In Dunphy's case, we do not know what the district court considered, because the order dismissing the case is one line long. It is therefore impossible for us to decide definitively whether, on all the facts, this dismissal was an abuse of discretion. The record before us indicates that Dunphy himself was doing everything in his power to advance the case, while Cheronis sat by and did virtually nothing. We do not know if the judge considered the efficacy of a less severe sanction, or if he tried to devise a measure that would have punished Cheronis rather than Dunphy, or if he considered notifying Dunphy before dismissing the case. We also do not know what the judge's view of the likely merits of the action was, although we know that at an early stage he thought the merits sufficiently promising that he appointed counsel for Dunphy. We do know, however, that the judge had in front of him a request from Dunphy to delay the April hearing until July, a reasonable request that seems to have warranted at least an explicit rejection, if not a delay.
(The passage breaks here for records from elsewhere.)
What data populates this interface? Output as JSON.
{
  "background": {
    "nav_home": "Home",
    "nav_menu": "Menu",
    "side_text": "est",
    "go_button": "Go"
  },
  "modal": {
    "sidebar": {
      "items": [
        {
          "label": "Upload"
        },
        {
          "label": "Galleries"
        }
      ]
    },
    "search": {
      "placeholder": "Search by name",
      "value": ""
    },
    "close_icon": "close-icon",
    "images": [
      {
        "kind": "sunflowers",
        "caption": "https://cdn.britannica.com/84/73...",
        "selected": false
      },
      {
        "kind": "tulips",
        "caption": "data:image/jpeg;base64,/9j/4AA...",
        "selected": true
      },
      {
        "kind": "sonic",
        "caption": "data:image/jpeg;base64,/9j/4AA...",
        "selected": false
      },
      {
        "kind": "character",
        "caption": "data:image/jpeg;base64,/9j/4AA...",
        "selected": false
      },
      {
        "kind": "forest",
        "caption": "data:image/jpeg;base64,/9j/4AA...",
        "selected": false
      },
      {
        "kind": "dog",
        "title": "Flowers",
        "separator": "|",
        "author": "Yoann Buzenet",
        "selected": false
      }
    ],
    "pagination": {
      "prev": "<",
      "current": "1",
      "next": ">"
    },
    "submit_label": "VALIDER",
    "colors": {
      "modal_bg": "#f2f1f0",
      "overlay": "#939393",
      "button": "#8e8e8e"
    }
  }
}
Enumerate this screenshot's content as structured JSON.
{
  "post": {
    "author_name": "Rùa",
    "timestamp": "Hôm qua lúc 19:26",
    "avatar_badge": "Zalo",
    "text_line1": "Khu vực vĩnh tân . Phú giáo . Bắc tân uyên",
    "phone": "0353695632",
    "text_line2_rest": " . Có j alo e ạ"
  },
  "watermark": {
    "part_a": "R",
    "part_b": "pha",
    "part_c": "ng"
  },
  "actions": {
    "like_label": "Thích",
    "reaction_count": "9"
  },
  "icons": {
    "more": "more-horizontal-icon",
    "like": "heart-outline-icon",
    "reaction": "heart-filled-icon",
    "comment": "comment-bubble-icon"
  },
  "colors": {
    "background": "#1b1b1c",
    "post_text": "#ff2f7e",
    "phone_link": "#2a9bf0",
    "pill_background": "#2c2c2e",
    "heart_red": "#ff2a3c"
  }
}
Under the circumstances, we have no choice but to REVERSE and REMAND this appeal for further proceedings consistent with this opinion. We suggest that the district court consider appointing substitute counsel, if it determines that its dismissal was unwarranted.